The Forestry Commission may refuse an application to fell growing trees where we believe that the application fails to meet the interests of good forestry practice. Applicants who wish to appeal a refusal of the grant of a Felling License to the Forestry Minister, however where a felling license has been refused before, applicants must wait three years between refusals before appealing.
Felling without a license or failure to comply
A fine of up to £2,500 or twice the value of the trees, whichever is higher, can be served if trees are felled without a felling license or valid permission. In England and Wales, a re-stocking notice might also be served requiring the re-planting of trees on the land concerned, or any other land belonging to the party who felled the trees. Re-stocking notices can be appealed where the person who is served, objects to the notice. The appeal goes to the Minister and committee. Notices can be withdrawn or given effect on appeal.
Non-compliance with the conditions of a felling licence or re-stocking notice can result in an Enforcement Notice demanding action to be taken to meet certain conditions. Non-compliance with an Enforcement Notice can result in a fine of up to £5,000 or other penalty.
How Moore Barlow can help

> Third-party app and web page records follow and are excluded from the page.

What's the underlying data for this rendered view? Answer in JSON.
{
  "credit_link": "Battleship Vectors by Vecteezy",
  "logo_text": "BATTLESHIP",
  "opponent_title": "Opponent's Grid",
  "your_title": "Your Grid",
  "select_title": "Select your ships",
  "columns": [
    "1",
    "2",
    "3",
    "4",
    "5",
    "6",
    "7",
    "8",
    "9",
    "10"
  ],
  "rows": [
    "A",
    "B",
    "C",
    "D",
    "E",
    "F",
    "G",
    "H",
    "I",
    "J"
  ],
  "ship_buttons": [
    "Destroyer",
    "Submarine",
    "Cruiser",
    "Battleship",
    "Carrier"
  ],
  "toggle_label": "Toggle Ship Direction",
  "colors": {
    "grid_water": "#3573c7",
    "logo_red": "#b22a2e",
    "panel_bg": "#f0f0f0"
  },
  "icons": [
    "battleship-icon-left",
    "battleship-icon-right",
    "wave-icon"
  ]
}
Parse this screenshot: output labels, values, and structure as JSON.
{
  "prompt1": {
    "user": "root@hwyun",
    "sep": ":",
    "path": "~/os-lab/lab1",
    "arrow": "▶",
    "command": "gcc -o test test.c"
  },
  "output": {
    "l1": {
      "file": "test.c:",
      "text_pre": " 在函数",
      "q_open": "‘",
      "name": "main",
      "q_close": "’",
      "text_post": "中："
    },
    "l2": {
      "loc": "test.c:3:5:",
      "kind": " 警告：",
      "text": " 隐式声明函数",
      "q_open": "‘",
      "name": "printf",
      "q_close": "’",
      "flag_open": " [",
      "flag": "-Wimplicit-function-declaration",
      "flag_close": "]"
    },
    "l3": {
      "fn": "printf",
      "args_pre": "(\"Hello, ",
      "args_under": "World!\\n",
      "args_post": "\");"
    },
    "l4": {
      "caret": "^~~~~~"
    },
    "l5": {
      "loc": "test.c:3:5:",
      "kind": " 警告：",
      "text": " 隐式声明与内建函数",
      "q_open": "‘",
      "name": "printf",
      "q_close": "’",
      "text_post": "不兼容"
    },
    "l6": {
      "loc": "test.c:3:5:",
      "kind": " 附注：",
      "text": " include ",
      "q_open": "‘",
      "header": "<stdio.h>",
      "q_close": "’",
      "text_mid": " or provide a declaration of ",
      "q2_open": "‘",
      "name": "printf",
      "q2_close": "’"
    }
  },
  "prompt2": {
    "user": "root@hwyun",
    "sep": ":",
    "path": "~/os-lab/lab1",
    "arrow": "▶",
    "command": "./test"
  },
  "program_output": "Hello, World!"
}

We have recently been assisting clients with the appeal process for re-stocking notices and compliance with conditions of felling licences and re-stocking notices, so please do get in touch with our Property disputes team if assistance is needed.